Multiple testing

Since we are testing multiple hypotheses, we must adjust the Wilcoxon test with Holm's method or with Bonferroni's method. For each group of treatments which we can not distinguish from the Holm-adjusted (or Bonferroni-adjusted) Wilcoxon test, we add a thick line to the diagram.

Whether we choose Holm's method or Bonferroni's method for the adjustment depends on our personal requirements. Holm's method has the advantage of a greater statistical power than Bonferroni's method, i.e., this adjustment is capable of rejecting more null hypotheses that indeed should be rejected. However, its disadvantage is that the rejection of each null hypothesis depends on the outcome of other null hypotheses. If this property is not desired, one should instead use Bonferroni's method, which ensures that each pair-wise hypothesis test is independent from all others.

Getting started

CriticalDifferenceDiagrams.jl can be installed through the Julia package manager. From the Julia REPL, type ] to enter the Pkg mode of the REPL. Then run

pkg> add CriticalDifferenceDiagrams

The example plot above is then generated with the following code:

using CriticalDifferenceDiagrams, CSV, DataFrames, Downloads, PGFPlots

# we generate the above example from the underlying data
url = ""
df =, DataFrame)

plot = CriticalDifferenceDiagrams.plot(
    :classifier_name, # the name of the treatment column
    :dataset_name,    # the name of the observation column
    :accuracy;         # the name of the outcome column
    maximize_outcome=true, # compute ranks for minimization (default) or maximization
    title="CriticalDifferenceDiagrams.jl", # give an optional title
    alpha=0.05, # the significance level (default: 0.05)
    adjustment=:holm # :holm (default) or :bonferroni

# configure the preamble of PGFPlots.jl (optional)

# export to .svg, .tex, or .pdf"example.svg", plot)


The hypothesis tests underneath the CD diagram do not account for variances of the outcomes. It is therefore important that these outcomes are reliable in the sense that each of them is obtained from a sufficiently large sample. Ideally, they come from a cross validation or from a repeated stratified split. Moreover, all treatments must have been evaluated on the same set of observations.

The adjustments by Holm and Bonferroni can lead to different cliques. For more information, see the Multiple testing section above.

2-dimensional sequences of CD diagrams

You can arrange a series of CD diagrams in a single 2-dimensional axis. Each row in such a plot is a separate CD diagram.


You create a 2-dimensional sequence of CD diagrams by calling the plot function on a sequence of (title, data) pairs. The data consists of the same pairs that a 1-dimensional CD diagram would use.

sequence = Pair{String, Vector{Pair{String, Vector}}}[]
push!(sequence, "title 1" => CriticalDifferenceDiagrams.to_pairs(
    df1, :treatment, :dataset, :outcome
push!(sequence, "title 2" => CriticalDifferenceDiagrams.to_pairs(
    df2, :treatment, :dataset, :outcome
plot = CriticalDifferenceDiagrams.plot(sequence...; maximize_outcome=true)

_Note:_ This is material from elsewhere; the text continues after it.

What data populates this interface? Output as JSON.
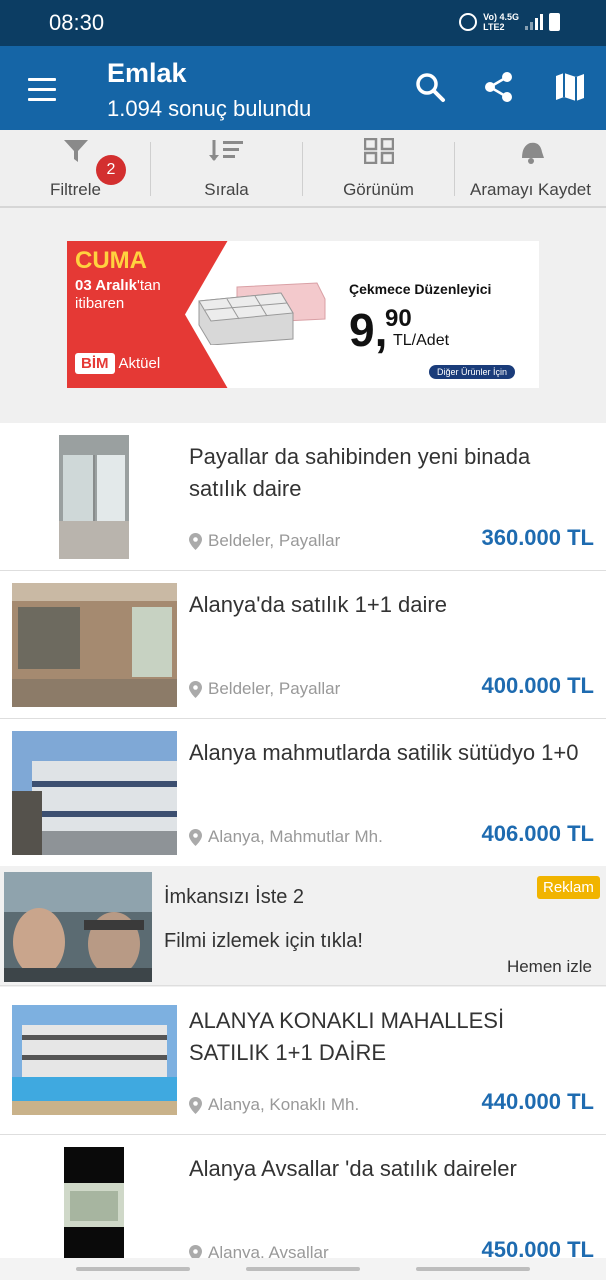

The API reference of the plot method provides additional information on how to generate sequences of CD diagrams, which are arranged in a single 2-dimensional axis.


CD diagrams have originally been proposed in the following article:

  title={Statistical comparisons of classifiers over multiple data sets},
  author={Dem{\v{s}}ar, Janez},
  journal={The Journal of Machine learning research},

However, the above article favors Nemenyi's test for the post-hoc analysis. It has later been argued that Wilcoxon's signed rank test (or the sign test) are more appropriate for the post-hoc assessment of the pairwise differences:

  title={Should we really use post-hoc tests based on mean-ranks?},
  author={Benavoli, Alessio and Corani, Giorgio and Mangili, Francesca},
  journal={The Journal of Machine Learning Research},